The death of Father Jacques Hamel by terrorists who cut the throat of the elderly 85 year old priest during mass has led to a visible changes in the Muslim community in France.
Not content with merely condemning them, led by their leaders, Muslims have been attending masses this week. It has led not just to dialogue but to acts of solidarity, of making visible the words of peace and the commendation of the terrorists with action.
Here are some of the reports:
Muslims have attended Catholic mass in churches around France in solidarity and sorrow following the brutal murder of a priest in an ISIL-linked attack. More than 100 Muslims were among the 2,000 who gathered at the cathedral of Rouen near the Normandy town where two teenagers slit the throat of 85-year-old Father Jacques Hamel.
Nice's top imam Otaman Aissaoui led a delegation to a Catholic mass in the southern city where Mohamed Lahouaiej Bouhlel carried out a rampage in a truck on Bastille Day, claiming 84 lives and injuring 435, including many Muslims. "Being united is a response to the act of horror and barbarism," he said. The Notre Dame church in southwestern Bordeaux also welcomed a Muslim delegation, led by the city's top imam Tareq Oubrou.
The Muslims were responding to a call by the French Muslim council CFCM to show their "solidarity and compassion" over the priest's murder on Tuesday.
"I'm a practising Muslim and I came to share my sorrow and tell you that we are brothers and sisters," said a woman wearing a beige headscarf who sat in a back pew at a church in central Paris: Giving her name only as Sadia, she added softly: "What happened is beyond comprehension."
Also on Sunday, dozens of prominent Muslims published a joint letter warning that "the risk of fracturing among the French is growing every day."
And NCB News reported this:
At Paris' iconic Notre Dame cathedral, Dalil Boubakeur, the rector of the Mosque of Paris, said repeatedly that Muslims want to live in peace. "The situation is serious," Boubakeur told BFMTV. "Time has come to come together so as not to be divided."
In Italy, the secretary general of the country's Islamic Confederation, Abdullah Cozzolino, spoke from the altar in the Treasure of St. Gennaro chapel next to Naples' Duomo cathedral. Three imams also attended Mass at the St. Maria Church in Rome's Trastevere neighborhood, donning their traditional dress as they entered the sanctuary and sat down in the front row.
RT News reported that:
The move to attend the Catholic services was made by the French Council for the Muslim Faith (CFCM), which dubbed the attack as a “cowardly assassination.”
The Muslims should “show our Christian brothers the solidarity and compassion of France's Muslims in the wake of this new tragedy that has struck our country through an attack on a place of worship,” the group said.
Fox News reported on Pope Francis reaction to the killing:
When asked why he didn't describe the priest's murder and other attacks as Islamic terrorism, Francis replied he won't do that because "it's not right to identify Islam with violence. It's not right and it's not true."
"I believe that in every religion there is always a little fundamentalist group."

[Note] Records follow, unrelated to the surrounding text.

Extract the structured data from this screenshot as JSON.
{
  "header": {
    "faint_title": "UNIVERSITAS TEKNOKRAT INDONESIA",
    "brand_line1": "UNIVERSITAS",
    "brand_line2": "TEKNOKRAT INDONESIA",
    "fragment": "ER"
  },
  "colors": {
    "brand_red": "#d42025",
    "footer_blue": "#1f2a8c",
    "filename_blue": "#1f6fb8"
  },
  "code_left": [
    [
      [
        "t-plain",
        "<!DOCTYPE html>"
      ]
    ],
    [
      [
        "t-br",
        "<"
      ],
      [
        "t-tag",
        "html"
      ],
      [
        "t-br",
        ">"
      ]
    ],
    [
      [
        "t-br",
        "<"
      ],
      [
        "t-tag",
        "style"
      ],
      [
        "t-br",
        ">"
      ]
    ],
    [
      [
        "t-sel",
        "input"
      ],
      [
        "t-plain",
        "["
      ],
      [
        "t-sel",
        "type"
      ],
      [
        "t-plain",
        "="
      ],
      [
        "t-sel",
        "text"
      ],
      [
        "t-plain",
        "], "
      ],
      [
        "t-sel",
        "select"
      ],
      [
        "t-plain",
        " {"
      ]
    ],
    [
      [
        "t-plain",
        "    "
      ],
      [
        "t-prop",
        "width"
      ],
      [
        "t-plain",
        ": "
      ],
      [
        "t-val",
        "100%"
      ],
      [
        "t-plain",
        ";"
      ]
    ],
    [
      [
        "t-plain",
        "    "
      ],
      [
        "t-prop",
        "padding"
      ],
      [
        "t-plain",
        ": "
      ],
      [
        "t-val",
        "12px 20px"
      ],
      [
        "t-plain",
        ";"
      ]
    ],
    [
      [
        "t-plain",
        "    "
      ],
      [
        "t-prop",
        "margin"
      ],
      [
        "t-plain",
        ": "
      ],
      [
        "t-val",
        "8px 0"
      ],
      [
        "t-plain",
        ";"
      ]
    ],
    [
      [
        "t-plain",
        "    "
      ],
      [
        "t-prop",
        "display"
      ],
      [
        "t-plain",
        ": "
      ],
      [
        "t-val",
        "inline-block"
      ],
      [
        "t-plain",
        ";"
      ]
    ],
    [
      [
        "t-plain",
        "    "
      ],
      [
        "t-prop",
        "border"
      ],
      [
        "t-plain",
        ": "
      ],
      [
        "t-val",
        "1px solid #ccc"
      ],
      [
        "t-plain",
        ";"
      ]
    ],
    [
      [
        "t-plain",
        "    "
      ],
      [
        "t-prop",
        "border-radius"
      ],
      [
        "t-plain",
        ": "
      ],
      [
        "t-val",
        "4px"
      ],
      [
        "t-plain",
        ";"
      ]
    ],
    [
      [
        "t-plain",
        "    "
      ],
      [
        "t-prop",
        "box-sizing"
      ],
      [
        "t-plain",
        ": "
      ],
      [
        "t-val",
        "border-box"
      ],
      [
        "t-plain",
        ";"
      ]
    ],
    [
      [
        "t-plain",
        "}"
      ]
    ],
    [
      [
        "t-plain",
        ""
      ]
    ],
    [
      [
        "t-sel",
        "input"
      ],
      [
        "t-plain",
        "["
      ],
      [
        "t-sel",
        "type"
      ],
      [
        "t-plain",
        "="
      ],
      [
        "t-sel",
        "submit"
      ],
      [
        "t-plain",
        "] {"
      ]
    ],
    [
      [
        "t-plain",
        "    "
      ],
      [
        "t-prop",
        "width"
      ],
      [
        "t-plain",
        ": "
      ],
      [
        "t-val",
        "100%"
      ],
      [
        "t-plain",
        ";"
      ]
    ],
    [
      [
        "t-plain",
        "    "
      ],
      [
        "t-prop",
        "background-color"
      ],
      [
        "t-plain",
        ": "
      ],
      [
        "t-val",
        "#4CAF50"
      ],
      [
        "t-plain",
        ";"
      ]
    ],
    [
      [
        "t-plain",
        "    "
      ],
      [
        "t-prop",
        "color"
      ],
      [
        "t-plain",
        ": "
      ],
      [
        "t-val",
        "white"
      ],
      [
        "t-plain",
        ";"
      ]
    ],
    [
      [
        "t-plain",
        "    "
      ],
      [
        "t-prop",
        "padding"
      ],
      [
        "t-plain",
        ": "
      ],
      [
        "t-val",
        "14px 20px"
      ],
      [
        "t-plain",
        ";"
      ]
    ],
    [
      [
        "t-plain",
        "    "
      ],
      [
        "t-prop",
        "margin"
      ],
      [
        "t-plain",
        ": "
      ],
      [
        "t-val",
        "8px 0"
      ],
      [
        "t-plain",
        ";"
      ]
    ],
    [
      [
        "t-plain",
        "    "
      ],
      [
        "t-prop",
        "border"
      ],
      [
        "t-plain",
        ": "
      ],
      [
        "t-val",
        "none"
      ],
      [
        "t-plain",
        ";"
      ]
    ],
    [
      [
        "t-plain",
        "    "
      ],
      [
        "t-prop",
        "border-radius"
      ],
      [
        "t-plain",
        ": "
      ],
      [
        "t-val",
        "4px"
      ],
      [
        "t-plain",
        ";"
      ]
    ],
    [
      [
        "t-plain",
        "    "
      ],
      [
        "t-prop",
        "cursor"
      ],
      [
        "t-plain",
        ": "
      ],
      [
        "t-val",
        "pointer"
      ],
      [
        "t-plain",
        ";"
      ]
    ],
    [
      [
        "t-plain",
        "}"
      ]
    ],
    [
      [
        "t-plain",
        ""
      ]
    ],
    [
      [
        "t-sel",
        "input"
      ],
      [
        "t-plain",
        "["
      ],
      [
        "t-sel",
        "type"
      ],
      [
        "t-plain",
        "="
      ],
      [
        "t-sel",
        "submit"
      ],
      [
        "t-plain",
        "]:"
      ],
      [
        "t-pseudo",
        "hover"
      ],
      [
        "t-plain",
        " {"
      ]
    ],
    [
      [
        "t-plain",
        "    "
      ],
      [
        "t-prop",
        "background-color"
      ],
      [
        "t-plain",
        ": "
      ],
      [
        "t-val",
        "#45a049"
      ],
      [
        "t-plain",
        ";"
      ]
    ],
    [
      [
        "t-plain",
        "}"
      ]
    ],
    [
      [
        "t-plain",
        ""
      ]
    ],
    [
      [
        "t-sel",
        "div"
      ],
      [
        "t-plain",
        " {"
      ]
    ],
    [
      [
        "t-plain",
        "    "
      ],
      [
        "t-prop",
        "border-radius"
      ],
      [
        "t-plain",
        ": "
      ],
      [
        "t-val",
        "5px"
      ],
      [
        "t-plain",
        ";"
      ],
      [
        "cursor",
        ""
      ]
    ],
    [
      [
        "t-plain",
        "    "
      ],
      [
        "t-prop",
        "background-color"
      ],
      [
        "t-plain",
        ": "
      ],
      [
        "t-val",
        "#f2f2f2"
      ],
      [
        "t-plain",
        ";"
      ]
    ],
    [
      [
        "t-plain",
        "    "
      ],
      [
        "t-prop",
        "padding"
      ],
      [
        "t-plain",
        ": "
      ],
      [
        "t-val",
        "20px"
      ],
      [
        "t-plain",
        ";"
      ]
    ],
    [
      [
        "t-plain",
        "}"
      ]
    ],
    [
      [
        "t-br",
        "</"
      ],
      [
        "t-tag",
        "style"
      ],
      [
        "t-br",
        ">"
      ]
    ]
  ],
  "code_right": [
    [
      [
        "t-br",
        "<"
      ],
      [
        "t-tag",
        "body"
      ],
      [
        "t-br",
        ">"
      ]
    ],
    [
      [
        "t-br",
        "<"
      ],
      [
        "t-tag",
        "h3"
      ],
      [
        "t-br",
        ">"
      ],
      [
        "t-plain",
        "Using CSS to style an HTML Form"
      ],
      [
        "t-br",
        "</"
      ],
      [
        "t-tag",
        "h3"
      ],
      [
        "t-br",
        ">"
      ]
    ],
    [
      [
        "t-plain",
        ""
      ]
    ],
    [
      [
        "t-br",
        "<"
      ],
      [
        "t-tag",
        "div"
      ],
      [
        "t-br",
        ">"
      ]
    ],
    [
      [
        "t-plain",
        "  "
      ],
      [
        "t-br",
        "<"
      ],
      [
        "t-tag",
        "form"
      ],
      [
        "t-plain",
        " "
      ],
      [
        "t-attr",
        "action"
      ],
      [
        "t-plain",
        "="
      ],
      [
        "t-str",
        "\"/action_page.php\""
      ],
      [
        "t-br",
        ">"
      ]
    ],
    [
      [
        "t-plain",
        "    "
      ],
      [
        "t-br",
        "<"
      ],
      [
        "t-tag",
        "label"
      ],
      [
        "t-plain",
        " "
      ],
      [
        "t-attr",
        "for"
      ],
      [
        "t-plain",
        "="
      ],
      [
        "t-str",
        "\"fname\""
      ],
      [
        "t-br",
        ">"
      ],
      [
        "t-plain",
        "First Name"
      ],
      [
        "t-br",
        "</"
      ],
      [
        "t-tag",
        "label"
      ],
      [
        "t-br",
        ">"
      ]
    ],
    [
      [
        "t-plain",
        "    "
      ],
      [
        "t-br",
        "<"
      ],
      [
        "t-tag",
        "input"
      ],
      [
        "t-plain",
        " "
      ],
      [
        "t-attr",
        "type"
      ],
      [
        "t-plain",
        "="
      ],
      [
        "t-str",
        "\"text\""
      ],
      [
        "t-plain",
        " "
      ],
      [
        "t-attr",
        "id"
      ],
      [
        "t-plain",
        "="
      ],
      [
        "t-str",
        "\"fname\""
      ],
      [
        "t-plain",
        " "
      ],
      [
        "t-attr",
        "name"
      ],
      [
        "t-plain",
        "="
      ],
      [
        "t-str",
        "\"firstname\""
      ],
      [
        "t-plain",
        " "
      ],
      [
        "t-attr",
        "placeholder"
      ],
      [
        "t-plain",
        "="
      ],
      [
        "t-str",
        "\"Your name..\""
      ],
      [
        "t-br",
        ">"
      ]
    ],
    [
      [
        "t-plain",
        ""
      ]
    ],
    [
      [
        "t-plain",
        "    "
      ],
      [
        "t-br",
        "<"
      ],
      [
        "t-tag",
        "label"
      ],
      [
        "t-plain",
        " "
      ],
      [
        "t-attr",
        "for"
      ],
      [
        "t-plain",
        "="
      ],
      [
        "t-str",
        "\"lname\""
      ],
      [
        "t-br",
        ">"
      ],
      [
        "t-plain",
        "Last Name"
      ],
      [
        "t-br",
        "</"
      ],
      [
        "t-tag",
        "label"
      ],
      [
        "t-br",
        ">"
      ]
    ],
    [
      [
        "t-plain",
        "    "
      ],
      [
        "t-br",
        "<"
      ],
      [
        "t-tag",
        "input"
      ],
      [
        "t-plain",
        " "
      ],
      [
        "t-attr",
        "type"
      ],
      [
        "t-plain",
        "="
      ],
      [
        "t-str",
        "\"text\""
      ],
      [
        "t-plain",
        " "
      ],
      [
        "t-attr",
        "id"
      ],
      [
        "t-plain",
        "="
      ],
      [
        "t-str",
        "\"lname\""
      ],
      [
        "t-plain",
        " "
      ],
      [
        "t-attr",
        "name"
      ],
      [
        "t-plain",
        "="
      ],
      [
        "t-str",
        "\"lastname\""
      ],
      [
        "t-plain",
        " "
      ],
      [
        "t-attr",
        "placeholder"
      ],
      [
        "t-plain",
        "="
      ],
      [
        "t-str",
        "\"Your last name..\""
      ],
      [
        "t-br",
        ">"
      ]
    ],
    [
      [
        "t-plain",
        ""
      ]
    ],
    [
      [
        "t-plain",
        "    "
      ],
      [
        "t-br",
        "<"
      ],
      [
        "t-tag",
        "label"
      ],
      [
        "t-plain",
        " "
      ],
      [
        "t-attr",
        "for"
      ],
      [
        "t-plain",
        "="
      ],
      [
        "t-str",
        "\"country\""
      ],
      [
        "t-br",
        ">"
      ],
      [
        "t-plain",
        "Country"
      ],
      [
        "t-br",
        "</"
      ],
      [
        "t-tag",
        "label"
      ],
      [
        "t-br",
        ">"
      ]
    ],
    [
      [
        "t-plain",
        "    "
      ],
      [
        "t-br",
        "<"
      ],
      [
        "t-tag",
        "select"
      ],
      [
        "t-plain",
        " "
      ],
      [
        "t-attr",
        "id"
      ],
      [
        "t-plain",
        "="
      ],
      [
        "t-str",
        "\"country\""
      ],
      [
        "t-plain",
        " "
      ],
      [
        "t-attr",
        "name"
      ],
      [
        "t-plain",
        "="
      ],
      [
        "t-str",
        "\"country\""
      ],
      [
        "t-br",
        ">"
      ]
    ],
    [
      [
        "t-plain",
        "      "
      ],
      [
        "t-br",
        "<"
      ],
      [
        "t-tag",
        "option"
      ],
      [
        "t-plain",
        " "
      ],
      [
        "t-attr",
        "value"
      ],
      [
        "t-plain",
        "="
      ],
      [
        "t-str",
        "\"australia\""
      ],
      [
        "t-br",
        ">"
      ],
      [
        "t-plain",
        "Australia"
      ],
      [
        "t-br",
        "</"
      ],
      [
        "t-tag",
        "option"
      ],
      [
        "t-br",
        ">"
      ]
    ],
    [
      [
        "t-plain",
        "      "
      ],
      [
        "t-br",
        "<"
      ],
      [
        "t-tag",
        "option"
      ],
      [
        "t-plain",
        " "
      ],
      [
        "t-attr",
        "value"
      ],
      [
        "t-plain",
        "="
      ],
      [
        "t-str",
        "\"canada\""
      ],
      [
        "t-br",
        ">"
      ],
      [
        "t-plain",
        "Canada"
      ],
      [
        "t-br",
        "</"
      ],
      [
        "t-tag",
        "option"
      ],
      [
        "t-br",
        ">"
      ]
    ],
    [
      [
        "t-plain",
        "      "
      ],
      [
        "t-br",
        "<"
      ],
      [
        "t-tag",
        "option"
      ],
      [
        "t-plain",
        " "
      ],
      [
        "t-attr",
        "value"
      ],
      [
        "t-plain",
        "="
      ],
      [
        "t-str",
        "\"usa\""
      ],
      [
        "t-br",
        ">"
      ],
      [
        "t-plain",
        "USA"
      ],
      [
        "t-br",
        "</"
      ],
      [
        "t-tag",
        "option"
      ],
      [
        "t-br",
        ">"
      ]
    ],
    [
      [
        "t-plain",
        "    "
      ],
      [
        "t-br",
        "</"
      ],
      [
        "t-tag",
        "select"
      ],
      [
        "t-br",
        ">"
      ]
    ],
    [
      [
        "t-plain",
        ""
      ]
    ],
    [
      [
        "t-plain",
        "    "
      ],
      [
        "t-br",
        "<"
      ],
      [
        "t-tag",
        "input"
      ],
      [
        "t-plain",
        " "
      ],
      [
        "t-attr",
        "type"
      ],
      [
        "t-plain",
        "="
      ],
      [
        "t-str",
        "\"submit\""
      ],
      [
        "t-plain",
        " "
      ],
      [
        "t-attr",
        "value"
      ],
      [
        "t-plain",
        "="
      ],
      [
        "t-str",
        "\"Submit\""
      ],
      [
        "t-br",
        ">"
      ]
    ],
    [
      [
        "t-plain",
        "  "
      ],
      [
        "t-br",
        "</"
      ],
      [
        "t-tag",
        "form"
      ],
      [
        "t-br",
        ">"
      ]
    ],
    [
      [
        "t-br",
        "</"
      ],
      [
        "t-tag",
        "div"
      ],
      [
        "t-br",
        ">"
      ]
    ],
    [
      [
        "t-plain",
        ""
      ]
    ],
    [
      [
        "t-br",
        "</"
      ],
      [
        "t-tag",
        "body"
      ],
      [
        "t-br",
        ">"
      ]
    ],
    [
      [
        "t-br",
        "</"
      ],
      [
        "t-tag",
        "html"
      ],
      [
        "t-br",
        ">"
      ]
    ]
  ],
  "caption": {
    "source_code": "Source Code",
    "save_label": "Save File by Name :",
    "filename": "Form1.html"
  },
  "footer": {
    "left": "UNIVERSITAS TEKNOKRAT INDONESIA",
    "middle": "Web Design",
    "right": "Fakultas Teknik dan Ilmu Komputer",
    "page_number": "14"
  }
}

"I don't like to talk of Islamic violence because every day, when I go through the newspapers, I see violence, this man who girls his girlfriend, another who kills his mother-in-law," Francis said, in apparent reference to crime news in predominantly Catholic Italy. "And these are baptized Catholics. If I speak of Islamic violence, then I have to speak of Catholic violence."
"In Islam, not all are violent, not all the Catholics are violent. It's like a fruit salad, everything's in there.
Noting he has spoken with imams, he concluded: "I know how they think, they are looking for peace."
As for ISIS, he said, the Islamic State group "presents itself with a violent identity card, but that's not Islam."